In the heart of Borneo, home to one of the world's last remaining expanses of intact rain forest, Hermas Rintik Maring, an avid conservationist who is native to the area, marveled at the life within the vast canopies of jungle green that for centuries have made this tropical island vital to the health of the region.
At the same time, he said, he fears this pristine forest could fall to the whine of chainsaws and the rumble of bulldozers clearing land for what has been billed as the world's largest palm oil plantation.
The project, brokered by the Indonesian government in Jakarta, could affect as many as 5 million acres of Borneo's forest -- an area slightly smaller than the state of Vermont -- near Indonesia's 1,250-mile-long border with Malaysia. Officials hope China will finance the project on the island, which is divided between Indonesia and Malaysia.
Indonesian officials claim the plantation could bring the area a half a million jobs directly related to the industry and 500,000 more in spin-off jobs in schools, health care and other services. It could produce more than 10 million tons of crude palm oil a year, they said, worth about $4.6 billion. Chinese officials said a project covering 5 million acres could cost up to $10 billion.
But environmentalists such as Hermas, 28, a field officer for the Worldwide Fund for Nature in Indonesia, worry that without careful planning the project could destroy Borneo's profusion of plants, insects and animals.
"It would be one of man's great mistakes," said Hermas, his eyes sweeping across a panorama of olive-colored forests and blue-gray mountains from a clearing 1,800 feet high. "It would be unforgivable."
The plan is still in its infancy. It envisions a series of large plantations owned by private companies and linked by roads and palm oil mills. Exactly where everything would go has not been decided. That lack of clarity has prompted growing controversy.

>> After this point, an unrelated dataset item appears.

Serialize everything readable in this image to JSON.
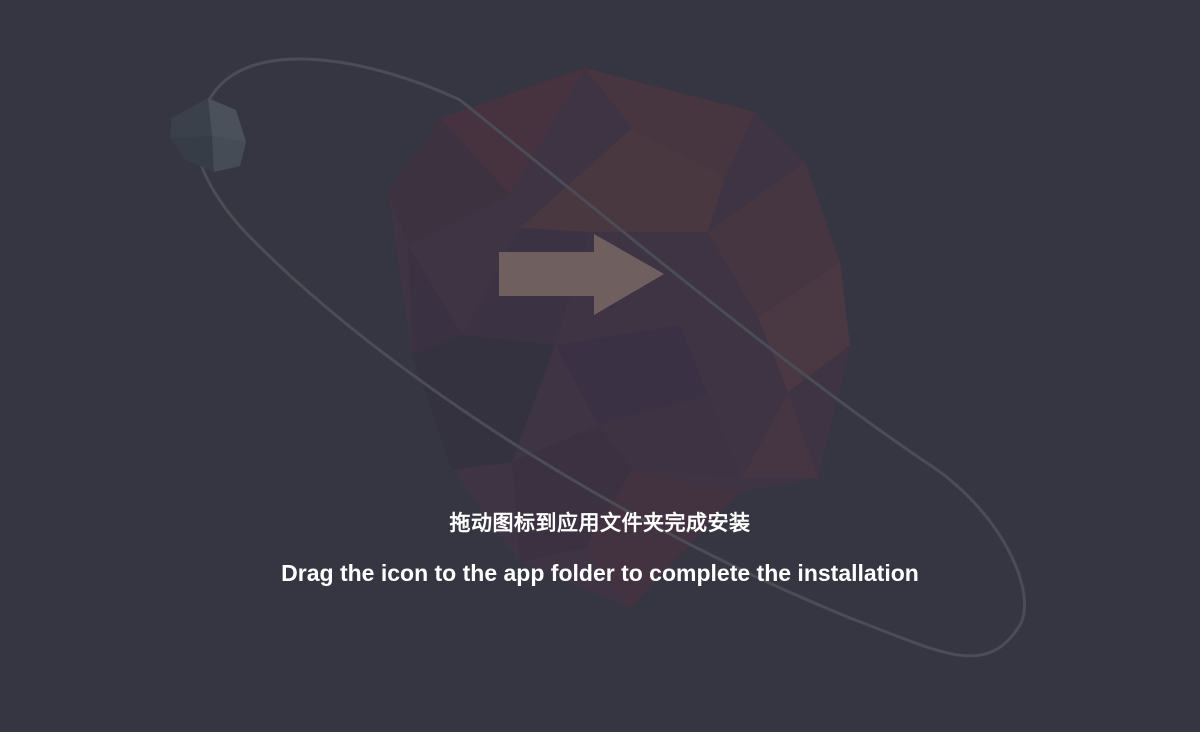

Palm oil, used in the age of the Egyptian pharaohs, is fast becoming one of the world's leading vegetable oils. The antioxidant-rich oil, squeezed from a reddish fruit about the size of a large plum, is used in products as diverse as chocolate, potato chips, detergent and lipstick. It is now being touted as a bio-fuel -- a clean alternative fuel -- as crude oil prices soar.
Malaysia, Indonesia's more prosperous neighbor to the north, is the world's number one producer. But if the project here proceeds as the government hopes, Indonesia will surpass it.
"Indonesia is lucky that God gave it a good place to build palm oil plantations," said Raden Pardede, a senior adviser to the Economic Affairs Ministry who is working on the project.
Earlier this year, President Susilo Bambang Yudhoyono visited East and West Kalimantan, two Indonesian provinces on Borneo that border the Malaysian part of the island. He met with governors and mayors, who appealed for roads, jobs and resources to combat rampant illegal logging.